## PROMPT
A verbatim repeat of the records beneath this line is needed.

Data about app and page elements
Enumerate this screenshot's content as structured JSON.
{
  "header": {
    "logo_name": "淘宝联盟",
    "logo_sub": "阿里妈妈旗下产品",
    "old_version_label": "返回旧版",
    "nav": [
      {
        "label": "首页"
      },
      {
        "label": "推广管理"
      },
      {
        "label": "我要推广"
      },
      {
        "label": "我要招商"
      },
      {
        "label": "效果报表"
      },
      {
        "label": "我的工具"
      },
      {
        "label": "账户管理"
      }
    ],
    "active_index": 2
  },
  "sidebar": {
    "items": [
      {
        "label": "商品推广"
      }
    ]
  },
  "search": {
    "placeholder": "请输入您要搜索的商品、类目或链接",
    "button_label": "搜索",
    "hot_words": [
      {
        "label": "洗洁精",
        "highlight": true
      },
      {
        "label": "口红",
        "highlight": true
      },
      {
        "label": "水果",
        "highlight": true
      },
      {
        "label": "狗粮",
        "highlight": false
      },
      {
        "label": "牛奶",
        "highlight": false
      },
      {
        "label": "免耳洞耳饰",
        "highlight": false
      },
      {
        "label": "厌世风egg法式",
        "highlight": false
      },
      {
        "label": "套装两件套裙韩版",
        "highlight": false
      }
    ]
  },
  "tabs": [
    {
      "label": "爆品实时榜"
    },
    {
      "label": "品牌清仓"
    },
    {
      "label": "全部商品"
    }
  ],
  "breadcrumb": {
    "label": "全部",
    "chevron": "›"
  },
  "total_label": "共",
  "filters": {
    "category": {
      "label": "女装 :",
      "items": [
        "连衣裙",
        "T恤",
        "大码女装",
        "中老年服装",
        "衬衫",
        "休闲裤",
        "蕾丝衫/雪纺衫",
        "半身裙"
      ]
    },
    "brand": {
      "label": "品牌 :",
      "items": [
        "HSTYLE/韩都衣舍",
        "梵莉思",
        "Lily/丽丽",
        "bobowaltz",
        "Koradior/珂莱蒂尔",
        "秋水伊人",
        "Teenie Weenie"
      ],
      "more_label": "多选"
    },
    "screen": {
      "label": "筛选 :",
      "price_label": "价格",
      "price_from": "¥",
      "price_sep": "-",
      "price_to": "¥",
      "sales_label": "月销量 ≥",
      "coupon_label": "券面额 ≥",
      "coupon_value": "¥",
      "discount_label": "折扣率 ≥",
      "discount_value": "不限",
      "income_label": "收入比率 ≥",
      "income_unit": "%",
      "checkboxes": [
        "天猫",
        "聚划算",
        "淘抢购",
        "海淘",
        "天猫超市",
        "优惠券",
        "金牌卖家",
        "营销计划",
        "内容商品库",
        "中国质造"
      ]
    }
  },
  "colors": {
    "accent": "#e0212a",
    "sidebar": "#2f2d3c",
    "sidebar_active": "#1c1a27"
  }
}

## ANSWER SPACE
Enumerate this screenshot's content as structured JSON.
{
  "header": {
    "logo_name": "淘宝联盟",
    "logo_sub": "阿里妈妈旗下产品",
    "old_version_label": "返回旧版",
    "nav": [
      {
        "label": "首页"
      },
      {
        "label": "推广管理"
      },
      {
        "label": "我要推广"
      },
      {
        "label": "我要招商"
      },
      {
        "label": "效果报表"
      },
      {
        "label": "我的工具"
      },
      {
        "label": "账户管理"
      }
    ],
    "active_index": 2
  },
  "sidebar": {
    "items": [
      {
        "label": "商品推广"
      }
    ]
  },
  "search": {
    "placeholder": "请输入您要搜索的商品、类目或链接",
    "button_label": "搜索",
    "hot_words": [
      {
        "label": "洗洁精",
        "highlight": true
      },
      {
        "label": "口红",
        "highlight": true
      },
      {
        "label": "水果",
        "highlight": true
      },
      {
        "label": "狗粮",
        "highlight": false
      },
      {
        "label": "牛奶",
        "highlight": false
      },
      {
        "label": "免耳洞耳饰",
        "highlight": false
      },
      {
        "label": "厌世风egg法式",
        "highlight": false
      },
      {
        "label": "套装两件套裙韩版",
        "highlight": false
      }
    ]
  },
  "tabs": [
    {
      "label": "爆品实时榜"
    },
    {
      "label": "品牌清仓"
    },
    {
      "label": "全部商品"
    }
  ],
  "breadcrumb": {
    "label": "全部",
    "chevron": "›"
  },
  "total_label": "共",
  "filters": {
    "category": {
      "label": "女装 :",
      "items": [
        "连衣裙",
        "T恤",
        "大码女装",
        "中老年服装",
        "衬衫",
        "休闲裤",
        "蕾丝衫/雪纺衫",
        "半身裙"
      ]
    },
    "brand": {
      "label": "品牌 :",
      "items": [
        "HSTYLE/韩都衣舍",
        "梵莉思",
        "Lily/丽丽",
        "bobowaltz",
        "Koradior/珂莱蒂尔",
        "秋水伊人",
        "Teenie Weenie"
      ],
      "more_label": "多选"
    },
    "screen": {
      "label": "筛选 :",
      "price_label": "价格",
      "price_from": "¥",
      "price_sep": "-",
      "price_to": "¥",
      "sales_label": "月销量 ≥",
      "coupon_label": "券面额 ≥",
      "coupon_value": "¥",
      "discount_label": "折扣率 ≥",
      "discount_value": "不限",
      "income_label": "收入比率 ≥",
      "income_unit": "%",
      "checkboxes": [
        "天猫",
        "聚划算",
        "淘抢购",
        "海淘",
        "天猫超市",
        "优惠券",
        "金牌卖家",
        "营销计划",
        "内容商品库",
        "中国质造"
      ]
    }
  },
  "colors": {
    "accent": "#e0212a",
    "sidebar": "#2f2d3c",
    "sidebar_active": "#1c1a27"
  }
}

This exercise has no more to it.